Chart #3 illustrates how changes in M2 growth tend to precede changes in the CPI by about one year. That relationship appears to have broken down over the past 6-8 months, however. I think the reason for that is that the CPI is being overstated by the way the BLS calculates shelter costs. The red asterisk shows the year over year change in the CPI ex-shelter (1.8%) as of February '24; that's much more in line with the growth of M2. And it further suggests we have continued disinflation in the pipeline since shelter costs are almost surely going to decline over the next 6-8 months. 

Chart #4

Chart #4 shows another way of calculating the demand for money. It is simply the ratio of M2 to nominal GDP. You can think of it as a measure of how much of one's annual income one wants to hold in the form of money (cash, and cash equivalents). Here it is easy to see the sudden and tremendous surge in money demand in the early months of the Covid crisis. Then, starting about a year later, we see money demand plunging. At the current rate it should return to pre-Covid levels over the next year or so. We're almost out of the Covid woods, in other words.
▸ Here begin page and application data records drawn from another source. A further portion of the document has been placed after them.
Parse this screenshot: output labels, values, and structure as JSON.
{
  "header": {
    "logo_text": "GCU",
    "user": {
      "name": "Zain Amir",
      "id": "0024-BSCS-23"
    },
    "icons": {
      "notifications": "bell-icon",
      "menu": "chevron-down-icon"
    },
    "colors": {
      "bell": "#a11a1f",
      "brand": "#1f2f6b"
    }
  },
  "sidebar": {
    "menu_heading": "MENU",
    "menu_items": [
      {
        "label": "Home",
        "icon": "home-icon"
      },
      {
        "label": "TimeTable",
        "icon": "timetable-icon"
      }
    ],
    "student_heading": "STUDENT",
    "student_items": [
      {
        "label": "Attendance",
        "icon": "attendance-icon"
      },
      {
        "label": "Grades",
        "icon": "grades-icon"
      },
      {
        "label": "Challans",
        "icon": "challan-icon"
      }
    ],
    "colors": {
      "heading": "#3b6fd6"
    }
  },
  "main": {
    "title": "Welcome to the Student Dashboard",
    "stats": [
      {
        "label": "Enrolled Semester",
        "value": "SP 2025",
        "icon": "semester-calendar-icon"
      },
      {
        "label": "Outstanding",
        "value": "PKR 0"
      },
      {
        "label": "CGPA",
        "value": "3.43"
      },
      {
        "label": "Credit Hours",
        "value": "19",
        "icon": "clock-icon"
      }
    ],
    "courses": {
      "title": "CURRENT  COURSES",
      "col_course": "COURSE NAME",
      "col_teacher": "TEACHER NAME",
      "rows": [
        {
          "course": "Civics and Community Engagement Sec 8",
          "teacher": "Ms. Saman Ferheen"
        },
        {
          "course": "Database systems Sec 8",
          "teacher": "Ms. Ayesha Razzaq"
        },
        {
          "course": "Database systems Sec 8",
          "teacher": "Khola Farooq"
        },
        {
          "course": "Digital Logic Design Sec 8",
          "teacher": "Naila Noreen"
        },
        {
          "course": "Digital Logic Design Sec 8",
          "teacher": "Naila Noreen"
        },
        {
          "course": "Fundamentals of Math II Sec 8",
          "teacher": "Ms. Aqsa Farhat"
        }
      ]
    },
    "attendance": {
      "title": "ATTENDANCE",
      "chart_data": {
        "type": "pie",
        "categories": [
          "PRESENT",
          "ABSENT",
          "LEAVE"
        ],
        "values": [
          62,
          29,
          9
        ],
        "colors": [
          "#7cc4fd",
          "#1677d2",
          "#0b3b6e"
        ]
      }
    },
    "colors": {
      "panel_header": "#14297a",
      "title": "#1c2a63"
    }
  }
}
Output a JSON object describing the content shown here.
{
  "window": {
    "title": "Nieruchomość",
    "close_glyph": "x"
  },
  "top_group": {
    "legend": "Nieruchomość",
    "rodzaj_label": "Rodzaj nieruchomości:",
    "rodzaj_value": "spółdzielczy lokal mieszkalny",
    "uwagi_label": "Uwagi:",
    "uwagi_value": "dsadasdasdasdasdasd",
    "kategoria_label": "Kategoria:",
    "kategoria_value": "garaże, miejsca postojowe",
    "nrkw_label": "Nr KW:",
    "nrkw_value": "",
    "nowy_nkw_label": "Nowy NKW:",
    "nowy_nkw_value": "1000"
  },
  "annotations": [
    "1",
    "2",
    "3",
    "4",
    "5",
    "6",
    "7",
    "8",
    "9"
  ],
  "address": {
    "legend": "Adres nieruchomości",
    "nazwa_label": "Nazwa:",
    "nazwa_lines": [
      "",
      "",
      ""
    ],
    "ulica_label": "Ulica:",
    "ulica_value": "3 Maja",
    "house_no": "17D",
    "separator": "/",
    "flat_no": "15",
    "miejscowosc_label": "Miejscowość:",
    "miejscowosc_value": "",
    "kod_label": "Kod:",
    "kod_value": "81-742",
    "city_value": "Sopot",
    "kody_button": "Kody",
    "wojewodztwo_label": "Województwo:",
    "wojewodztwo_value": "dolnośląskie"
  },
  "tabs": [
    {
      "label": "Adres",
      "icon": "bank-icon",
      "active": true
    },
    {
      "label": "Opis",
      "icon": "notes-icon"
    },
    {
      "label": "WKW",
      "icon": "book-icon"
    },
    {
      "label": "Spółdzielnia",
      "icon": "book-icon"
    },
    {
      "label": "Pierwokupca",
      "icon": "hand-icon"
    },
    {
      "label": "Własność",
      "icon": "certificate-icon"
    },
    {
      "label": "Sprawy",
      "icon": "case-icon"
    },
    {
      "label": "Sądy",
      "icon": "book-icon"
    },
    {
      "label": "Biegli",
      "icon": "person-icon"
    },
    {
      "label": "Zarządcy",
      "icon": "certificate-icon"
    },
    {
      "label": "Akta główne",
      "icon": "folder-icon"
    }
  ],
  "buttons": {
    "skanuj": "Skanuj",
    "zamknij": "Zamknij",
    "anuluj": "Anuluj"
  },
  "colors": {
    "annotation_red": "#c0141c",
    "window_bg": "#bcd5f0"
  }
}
Many will call this a "soft landing" or "no-landing" scenario. Because it will be the first time the Fed has wrestled inflation down from uncomfortably high levels without also triggering a recession. And the reason for that is the Fed's "abundant reserves" policy, which avoids creating a shortage of liquidity in the banking system. 


WorthF said...

Scott - "abundant reserves" - can't and won't distort any prices. :-) we are all keynesians now who can't see the naked FED.

WorthF said...


Benjamin Cole said...

Great post.
Much bigger issues out there for pro-business Americans.

Salmo Trutta said...


Prices are accelerating.

ckhajavi said...

thanks scott - seems to be growing concern over a re-emergence of inflation which seems misguided - atlanta gdp now is a little over 2% and ISM nothing special - i think you agree - at one point point you opined on the fair value of the 10 year given your prior bond trading experience - curious what you think now if you wouldnt mind sharing? thanks and appreciate your work

Salmo Trutta said...

It’s no happenstance. The FED’s accounting is wrong. Draining the O/N RRP injected new money and new reserves into the payment’s system. The money stock can never be properly managed by any attempt to control the cost of credit.